Complaints against physiotherapists can be laid directly with the Health and Disability Commissioner (HDC) or the Board. The law states that any complaint that involves the rights of consumers must go to the HDC (typically most complaints). If the Board receives this type of complaint, it is immediately sent to the HDC. If the Board is concerned about the safety of the public, it can impose interim orders (such as practice limitations or supervision) while HDC is deliberating.

What does the Health and Disability Commissioner do?

The HDC’s main role is to ensure that the rights of consumers are upheld. Once the HDC has received a complaint, it has the first right to investigate, and this can take time. If HDC decide not to investigate the complaint, the complaint will be sent back to the Board to decide if it will investigate the matter.

If the HDC feels the complaint does warrant discipline, it is forwarded to the Director of Proceedings (DP) to prosecute at the Health Practitioners Disciplinary Tribunal (HPDT). The DP is a lawyer appointed under the Health and Disability Commissioner Act 1994 who reviews the case and makes an independent decision on whether to take further action at the HDPT.

What is the Physiotherapy Board’s role?

The Board deals with cases that have been referred from the HDC, as well as the complaints that don’t concern consumer rights – e.g. ACC fraud. These can either be dismissed or referred to a Professional Conduct Committee (PCC).

What is a Professional Conduct Committee?

PCCs are independent statutory committees appointed by the Board to investigate questions over a practitioner’s conduct.

A PCC has three members (two physiotherapists and one lay member). It may investigate however it sees fit and has wide powers to receive evidence. However, due to the responsibility of ensuring natural justice, good decision-making, disclosure of information, and timeliness this process can take around a year at a minimum. It can recommend suspension of the practitioner at any time during the investigation if it believes the therapist is a serious risk of harm to the public.

Following completion of the investigation the PCC can recommend a competence review, a review of the practitioner’s health or scope of practice, a police referral, or for the Board to ‘counsel’ the therapist. The PCC can determine no further action, conciliation, or lay disciplinary charges at the HPDT.

What is the Health Practitioners Disciplinary Tribunal (HPDT)?

The HPDT is the court for health practitioners. When the Tribunal sits to hear and determine a charge, it comprises five people. The ‘sitting’ Tribunal comprises a chairperson or one of the Tribunal’s deputy chairpersons, a lay person appointed from the panel, and three health professionals appointed from the panel who are professional peers of the health practitioner who is the subject of the hearing. The Minister of Health appoints all members of the Tribunal.  

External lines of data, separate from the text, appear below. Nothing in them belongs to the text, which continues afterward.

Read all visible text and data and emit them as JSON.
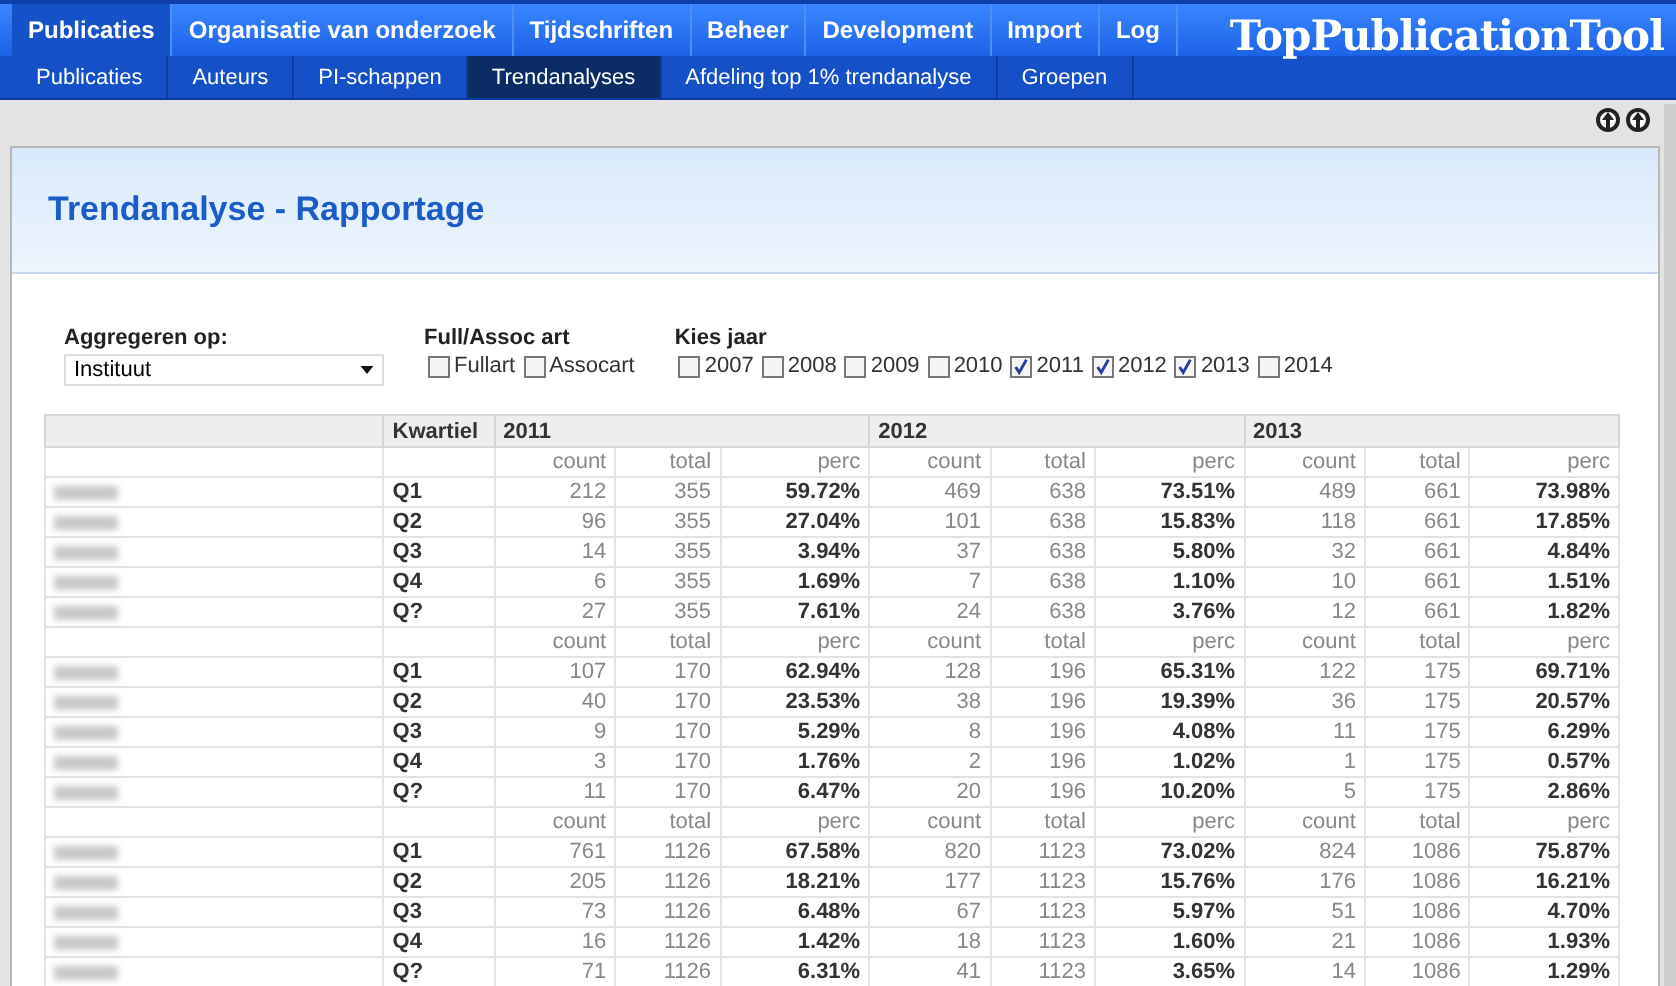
{
  "nav": {
    "tabs": [
      {
        "label": "Publicaties",
        "selected": true
      },
      {
        "label": "Organisatie van onderzoek",
        "selected": false
      },
      {
        "label": "Tijdschriften",
        "selected": false
      },
      {
        "label": "Beheer",
        "selected": false
      },
      {
        "label": "Development",
        "selected": false
      },
      {
        "label": "Import",
        "selected": false
      },
      {
        "label": "Log",
        "selected": false
      }
    ],
    "logo": "TopPublicationTool",
    "subtabs": [
      {
        "label": "Publicaties",
        "selected": false
      },
      {
        "label": "Auteurs",
        "selected": false
      },
      {
        "label": "PI-schappen",
        "selected": false
      },
      {
        "label": "Trendanalyses",
        "selected": true
      },
      {
        "label": "Afdeling top 1% trendanalyse",
        "selected": false
      },
      {
        "label": "Groepen",
        "selected": false
      }
    ]
  },
  "page": {
    "title": "Trendanalyse - Rapportage"
  },
  "filters": {
    "aggregate": {
      "label": "Aggregeren op:",
      "value": "Instituut"
    },
    "article": {
      "label": "Full/Assoc art",
      "options": [
        {
          "label": "Fullart",
          "checked": false
        },
        {
          "label": "Assocart",
          "checked": false
        }
      ]
    },
    "years": {
      "label": "Kies jaar",
      "options": [
        {
          "label": "2007",
          "checked": false
        },
        {
          "label": "2008",
          "checked": false
        },
        {
          "label": "2009",
          "checked": false
        },
        {
          "label": "2010",
          "checked": false
        },
        {
          "label": "2011",
          "checked": true
        },
        {
          "label": "2012",
          "checked": true
        },
        {
          "label": "2013",
          "checked": true
        },
        {
          "label": "2014",
          "checked": false
        }
      ]
    }
  },
  "table": {
    "quarter_heading": "Kwartiel",
    "years": [
      "2011",
      "2012",
      "2013"
    ],
    "groups": [
      {
        "subheader": [
          "count",
          "total",
          "perc",
          "count",
          "total",
          "perc",
          "count",
          "total",
          "perc"
        ],
        "rows": [
          {
            "quarter": "Q1",
            "cells": [
              "212",
              "355",
              "59.72%",
              "469",
              "638",
              "73.51%",
              "489",
              "661",
              "73.98%"
            ]
          },
          {
            "quarter": "Q2",
            "cells": [
              "96",
              "355",
              "27.04%",
              "101",
              "638",
              "15.83%",
              "118",
              "661",
              "17.85%"
            ]
          },
          {
            "quarter": "Q3",
            "cells": [
              "14",
              "355",
              "3.94%",
              "37",
              "638",
              "5.80%",
              "32",
              "661",
              "4.84%"
            ]
          },
          {
            "quarter": "Q4",
            "cells": [
              "6",
              "355",
              "1.69%",
              "7",
              "638",
              "1.10%",
              "10",
              "661",
              "1.51%"
            ]
          },
          {
            "quarter": "Q?",
            "cells": [
              "27",
              "355",
              "7.61%",
              "24",
              "638",
              "3.76%",
              "12",
              "661",
              "1.82%"
            ]
          }
        ]
      },
      {
        "subheader": [
          "count",
          "total",
          "perc",
          "count",
          "total",
          "perc",
          "count",
          "total",
          "perc"
        ],
        "rows": [
          {
            "quarter": "Q1",
            "cells": [
              "107",
              "170",
              "62.94%",
              "128",
              "196",
              "65.31%",
              "122",
              "175",
              "69.71%"
            ]
          },
          {
            "quarter": "Q2",
            "cells": [
              "40",
              "170",
              "23.53%",
              "38",
              "196",
              "19.39%",
              "36",
              "175",
              "20.57%"
            ]
          },
          {
            "quarter": "Q3",
            "cells": [
              "9",
              "170",
              "5.29%",
              "8",
              "196",
              "4.08%",
              "11",
              "175",
              "6.29%"
            ]
          },
          {
            "quarter": "Q4",
            "cells": [
              "3",
              "170",
              "1.76%",
              "2",
              "196",
              "1.02%",
              "1",
              "175",
              "0.57%"
            ]
          },
          {
            "quarter": "Q?",
            "cells": [
              "11",
              "170",
              "6.47%",
              "20",
              "196",
              "10.20%",
              "5",
              "175",
              "2.86%"
            ]
          }
        ]
      },
      {
        "subheader": [
          "count",
          "total",
          "perc",
          "count",
          "total",
          "perc",
          "count",
          "total",
          "perc"
        ],
        "rows": [
          {
            "quarter": "Q1",
            "cells": [
              "761",
              "1126",
              "67.58%",
              "820",
              "1123",
              "73.02%",
              "824",
              "1086",
              "75.87%"
            ]
          },
          {
            "quarter": "Q2",
            "cells": [
              "205",
              "1126",
              "18.21%",
              "177",
              "1123",
              "15.76%",
              "176",
              "1086",
              "16.21%"
            ]
          },
          {
            "quarter": "Q3",
            "cells": [
              "73",
              "1126",
              "6.48%",
              "67",
              "1123",
              "5.97%",
              "51",
              "1086",
              "4.70%"
            ]
          },
          {
            "quarter": "Q4",
            "cells": [
              "16",
              "1126",
              "1.42%",
              "18",
              "1123",
              "1.60%",
              "21",
              "1086",
              "1.93%"
            ]
          },
          {
            "quarter": "Q?",
            "cells": [
              "71",
              "1126",
              "6.31%",
              "41",
              "1123",
              "3.65%",
              "14",
              "1086",
              "1.29%"
            ]
          }
        ]
      }
    ]
  }
}
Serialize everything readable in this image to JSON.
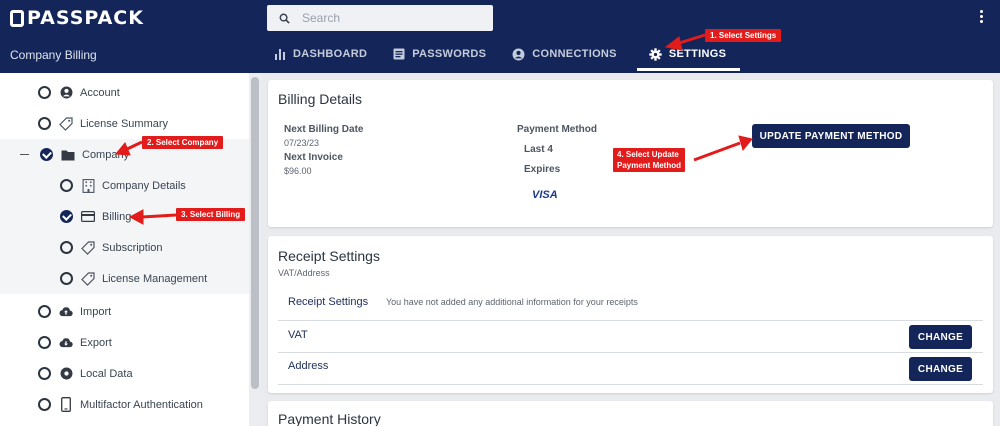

The Tribunal was created by section 84 of the Health Practitioners Competence Assurance Act 2003 – so (like PCCs) it is totally independent of the Physiotherapy Board, and this is why practitioners pay a separate Disciplinary Levy to cover the costs of PCC and HPDT hearings. The Tribunal decision can include fines, costs of proceedings (usually a percentage), suspension or cancellation of registration, name suppression (usually to safeguard the public), and impose practice conditions.